[Saved entries]
= = = = = = =
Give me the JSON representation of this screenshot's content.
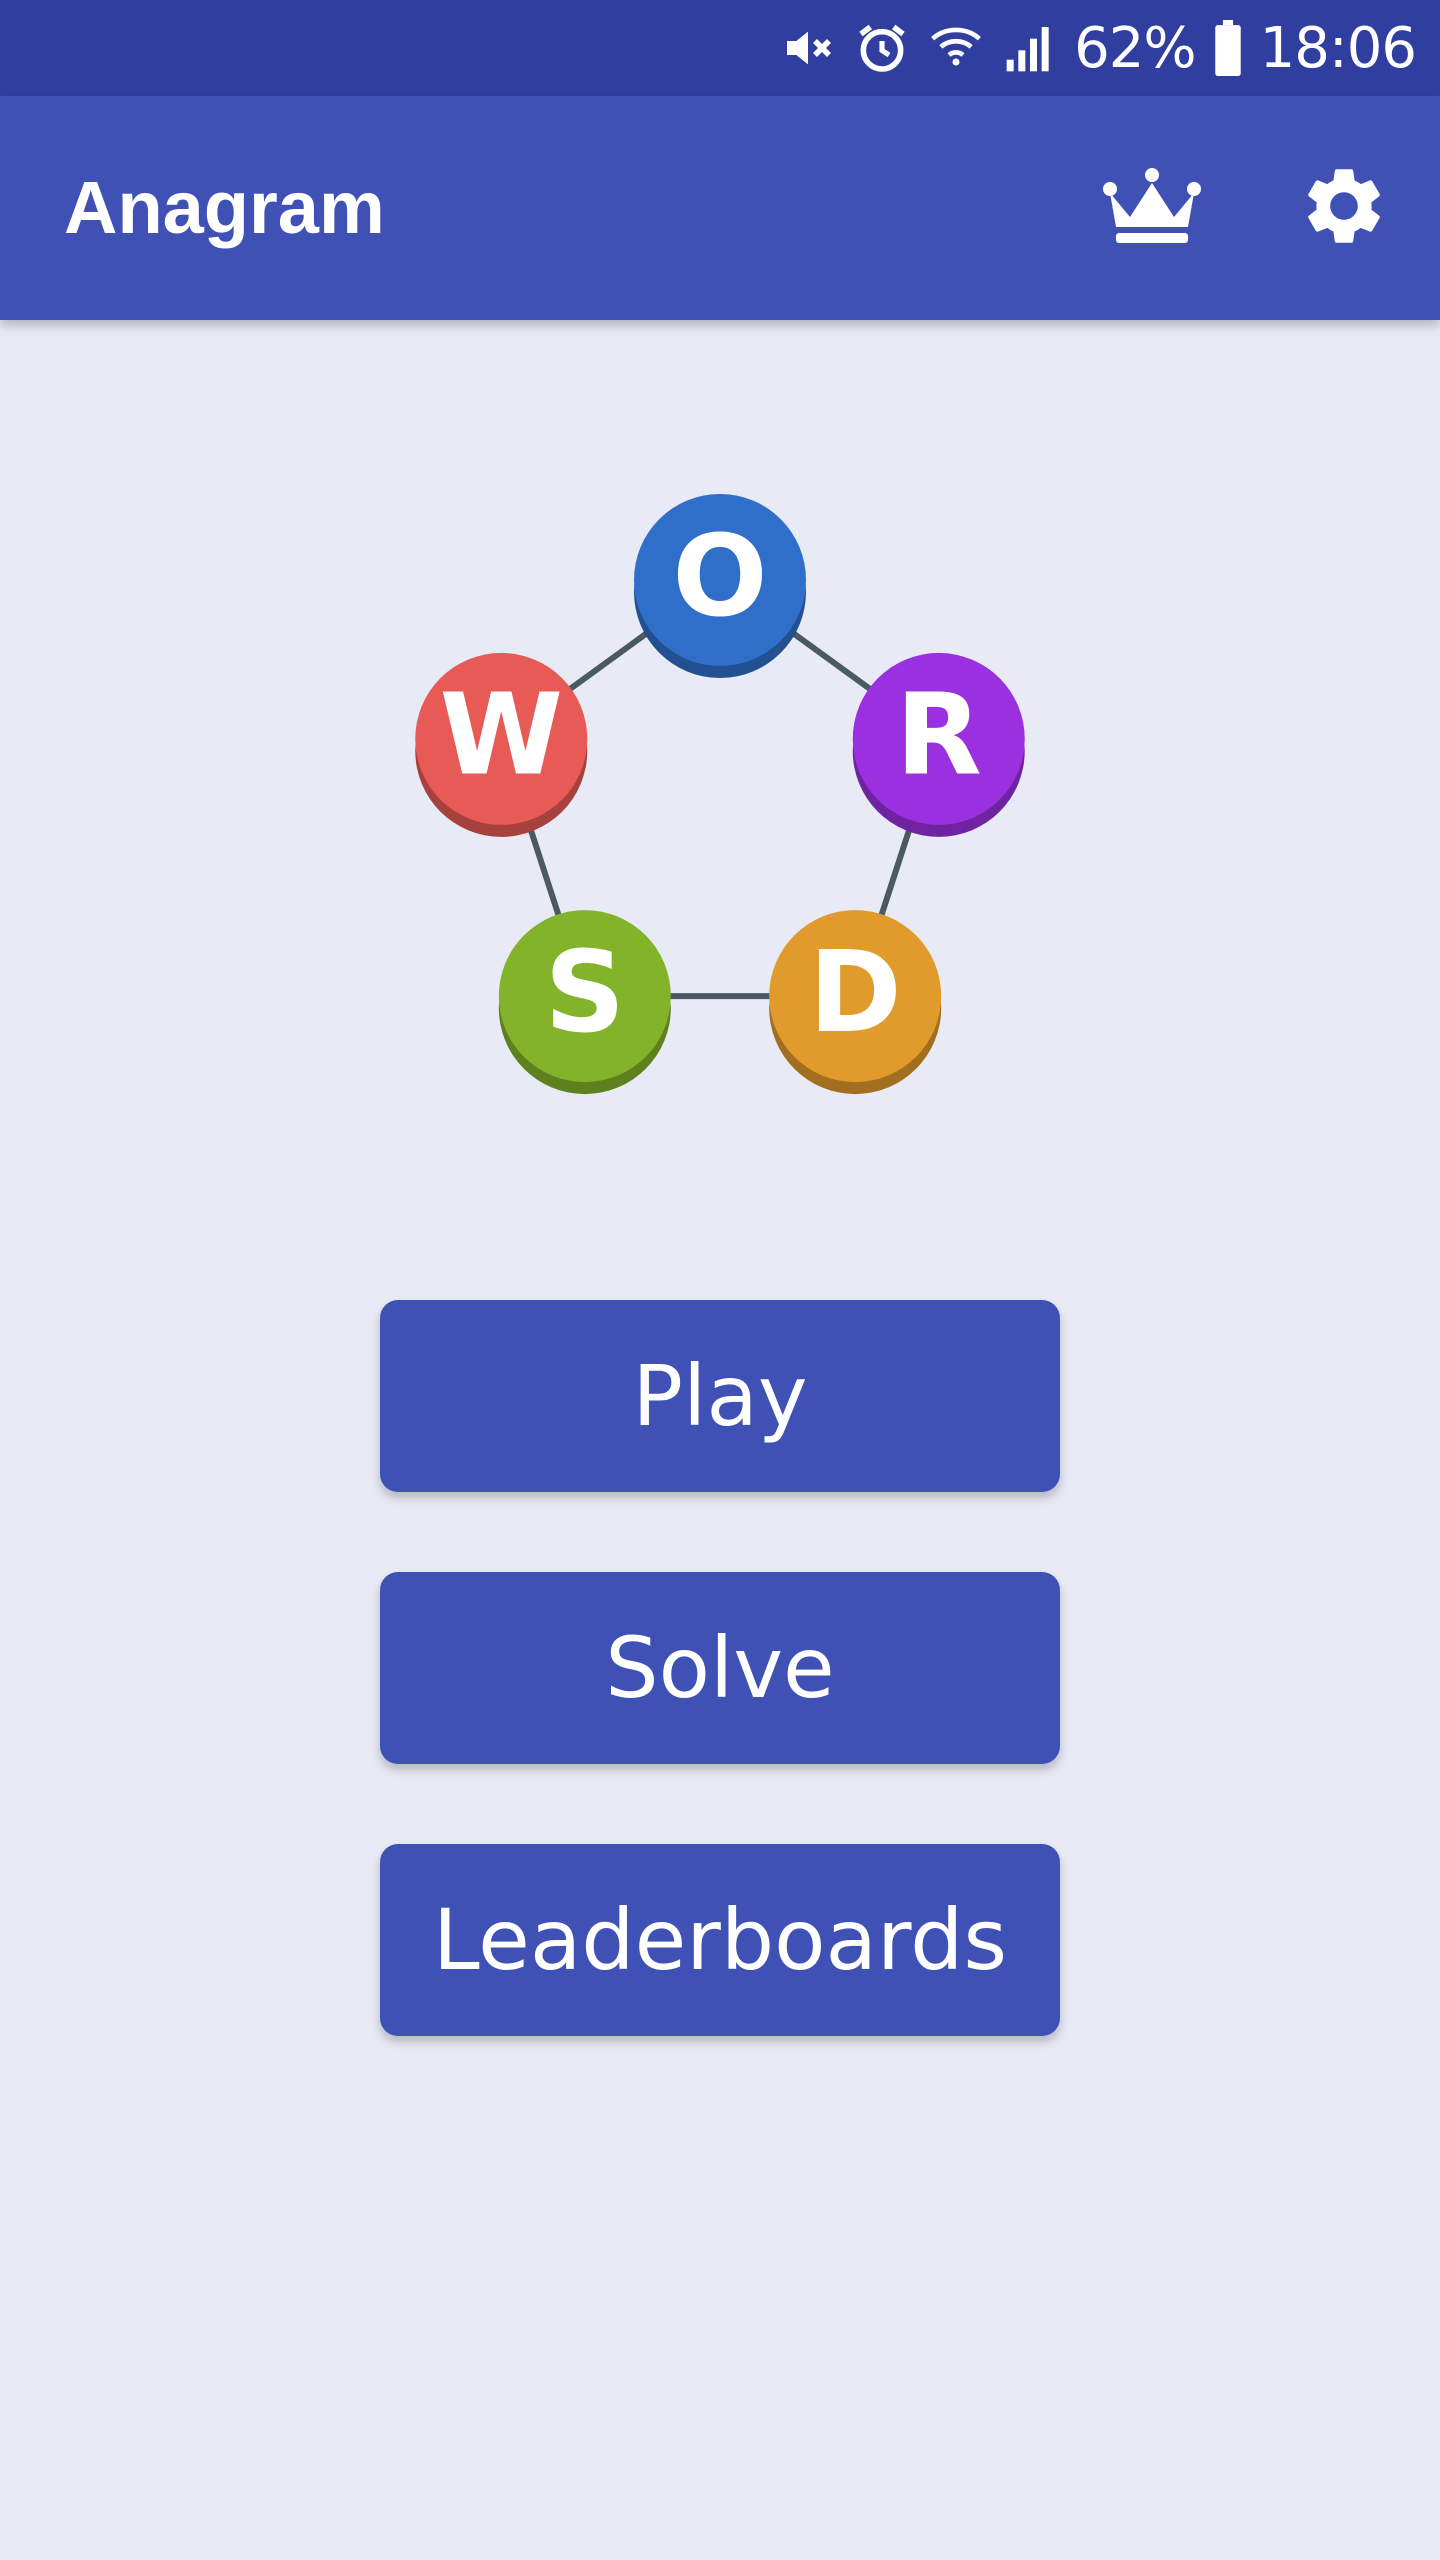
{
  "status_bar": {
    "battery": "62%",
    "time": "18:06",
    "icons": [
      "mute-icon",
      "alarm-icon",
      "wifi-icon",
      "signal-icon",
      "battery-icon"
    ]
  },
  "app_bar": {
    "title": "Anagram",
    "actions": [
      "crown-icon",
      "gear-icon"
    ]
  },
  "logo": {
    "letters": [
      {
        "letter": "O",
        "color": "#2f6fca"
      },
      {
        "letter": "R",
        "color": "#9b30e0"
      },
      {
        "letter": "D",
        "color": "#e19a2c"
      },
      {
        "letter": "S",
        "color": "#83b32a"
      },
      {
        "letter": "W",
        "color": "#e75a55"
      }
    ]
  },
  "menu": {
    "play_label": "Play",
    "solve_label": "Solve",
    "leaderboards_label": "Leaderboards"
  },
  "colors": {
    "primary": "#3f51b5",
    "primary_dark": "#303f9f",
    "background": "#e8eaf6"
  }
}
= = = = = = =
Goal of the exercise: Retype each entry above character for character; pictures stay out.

Written solution:
Give me the JSON representation of this screenshot's content.
{
  "status_bar": {
    "battery": "62%",
    "time": "18:06",
    "icons": [
      "mute-icon",
      "alarm-icon",
      "wifi-icon",
      "signal-icon",
      "battery-icon"
    ]
  },
  "app_bar": {
    "title": "Anagram",
    "actions": [
      "crown-icon",
      "gear-icon"
    ]
  },
  "logo": {
    "letters": [
      {
        "letter": "O",
        "color": "#2f6fca"
      },
      {
        "letter": "R",
        "color": "#9b30e0"
      },
      {
        "letter": "D",
        "color": "#e19a2c"
      },
      {
        "letter": "S",
        "color": "#83b32a"
      },
      {
        "letter": "W",
        "color": "#e75a55"
      }
    ]
  },
  "menu": {
    "play_label": "Play",
    "solve_label": "Solve",
    "leaderboards_label": "Leaderboards"
  },
  "colors": {
    "primary": "#3f51b5",
    "primary_dark": "#303f9f",
    "background": "#e8eaf6"
  }
}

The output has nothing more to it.